On Wednesday, 24 November 2021 at 21:59:59 UTC, Ola Fosheim Grøstad wrote:
I think this overstating the issue. Not-yet-enthusiatic-but-interested people may be using D, but not for anything that they will commit to long term.
You need more of those to be enthusiastic in order to get frameworks built. You cannot make them enthusiastic without addressing the issues they have.
And the issue is, how do we know what REALLY makes then enthusiastic. You have been saying we pay too little attention to not-that-specific complaining. And I strongly doubt that claim.
Early C++ compilers were buggy. Not a good example. Just a fun anecdote. (Even g++ was quite buggy for a very long time.)
That isn't his only anecdote on the subject. The post in full: https://firstname.lastname@example.org . Also he is quoting Laeeth who is saying just the same.
Now, it's still anecdotal experience so perhaps you can show them both wrong, if you have something real credible to back that up. If.
You should of course polish your product!
However, it is generally negative to add a long series of "improvements" to scratch some enthusiastic individual's itch and become slightly better at something you already have covered. You gain more from extending into areas that you do not cover well.
What would happen if the most enthusiastic C# or TypeScript users were given the freedom to add new cool features? The languages would eventually fail to appeal to any other group than the most enthusiastic ones.
We're talking about attitude towards non-specific, unactionable or nearly unactionable forum ranting.
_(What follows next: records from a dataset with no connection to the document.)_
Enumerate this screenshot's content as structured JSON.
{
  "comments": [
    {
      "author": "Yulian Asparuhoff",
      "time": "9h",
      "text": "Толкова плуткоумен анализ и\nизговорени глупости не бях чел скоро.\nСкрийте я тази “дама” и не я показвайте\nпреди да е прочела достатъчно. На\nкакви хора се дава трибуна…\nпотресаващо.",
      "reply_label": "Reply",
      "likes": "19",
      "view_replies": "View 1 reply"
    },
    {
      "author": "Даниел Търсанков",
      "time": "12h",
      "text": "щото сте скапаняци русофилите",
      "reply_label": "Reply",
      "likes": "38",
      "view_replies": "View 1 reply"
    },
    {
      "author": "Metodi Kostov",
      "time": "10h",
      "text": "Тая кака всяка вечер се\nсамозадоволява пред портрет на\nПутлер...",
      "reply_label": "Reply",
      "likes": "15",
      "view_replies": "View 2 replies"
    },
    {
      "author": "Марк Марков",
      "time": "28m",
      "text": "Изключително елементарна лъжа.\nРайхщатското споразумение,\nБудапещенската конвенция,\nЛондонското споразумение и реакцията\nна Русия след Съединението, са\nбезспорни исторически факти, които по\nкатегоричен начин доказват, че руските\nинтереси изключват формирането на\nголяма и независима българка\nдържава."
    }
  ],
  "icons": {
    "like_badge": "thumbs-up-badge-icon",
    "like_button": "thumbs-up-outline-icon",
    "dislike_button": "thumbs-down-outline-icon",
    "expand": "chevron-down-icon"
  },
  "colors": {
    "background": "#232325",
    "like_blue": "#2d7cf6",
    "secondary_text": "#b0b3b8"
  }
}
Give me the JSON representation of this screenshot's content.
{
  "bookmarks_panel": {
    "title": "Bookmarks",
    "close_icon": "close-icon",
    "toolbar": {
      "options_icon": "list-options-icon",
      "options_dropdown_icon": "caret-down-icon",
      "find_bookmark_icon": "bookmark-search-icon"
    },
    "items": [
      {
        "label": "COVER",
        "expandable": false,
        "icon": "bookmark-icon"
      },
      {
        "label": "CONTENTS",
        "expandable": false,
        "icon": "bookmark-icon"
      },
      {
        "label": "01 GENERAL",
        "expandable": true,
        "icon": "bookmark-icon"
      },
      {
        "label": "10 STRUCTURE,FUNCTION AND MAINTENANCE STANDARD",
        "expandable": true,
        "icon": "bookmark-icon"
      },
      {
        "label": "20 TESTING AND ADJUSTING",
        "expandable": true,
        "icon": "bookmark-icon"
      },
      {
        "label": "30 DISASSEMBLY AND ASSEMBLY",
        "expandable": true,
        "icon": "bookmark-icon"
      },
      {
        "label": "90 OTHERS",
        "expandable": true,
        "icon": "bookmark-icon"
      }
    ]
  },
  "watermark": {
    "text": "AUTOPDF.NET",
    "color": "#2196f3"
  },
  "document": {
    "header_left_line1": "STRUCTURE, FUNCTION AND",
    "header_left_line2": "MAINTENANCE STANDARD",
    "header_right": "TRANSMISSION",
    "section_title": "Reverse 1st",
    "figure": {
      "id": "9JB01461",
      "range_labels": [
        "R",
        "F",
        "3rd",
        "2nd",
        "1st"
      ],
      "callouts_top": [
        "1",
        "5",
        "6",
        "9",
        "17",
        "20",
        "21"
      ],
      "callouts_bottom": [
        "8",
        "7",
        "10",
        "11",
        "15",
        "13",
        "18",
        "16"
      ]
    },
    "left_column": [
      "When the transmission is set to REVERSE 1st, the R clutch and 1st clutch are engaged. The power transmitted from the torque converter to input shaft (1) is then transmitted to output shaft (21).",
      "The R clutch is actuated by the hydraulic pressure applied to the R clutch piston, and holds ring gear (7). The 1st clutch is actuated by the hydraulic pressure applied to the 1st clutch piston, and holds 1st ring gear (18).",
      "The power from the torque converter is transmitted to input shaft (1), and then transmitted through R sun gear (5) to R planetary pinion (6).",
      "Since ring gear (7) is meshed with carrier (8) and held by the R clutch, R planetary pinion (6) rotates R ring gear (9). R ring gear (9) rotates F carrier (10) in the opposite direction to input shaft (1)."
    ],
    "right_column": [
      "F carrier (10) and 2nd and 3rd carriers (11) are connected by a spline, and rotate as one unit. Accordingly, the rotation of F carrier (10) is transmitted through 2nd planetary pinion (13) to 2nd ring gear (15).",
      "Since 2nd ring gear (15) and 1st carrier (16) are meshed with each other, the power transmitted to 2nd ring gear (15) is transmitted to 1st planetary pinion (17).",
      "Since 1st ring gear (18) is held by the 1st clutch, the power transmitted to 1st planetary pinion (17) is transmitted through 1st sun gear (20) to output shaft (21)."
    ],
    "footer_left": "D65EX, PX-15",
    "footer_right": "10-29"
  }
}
It's not like only die-hards would be specific when they raise issues.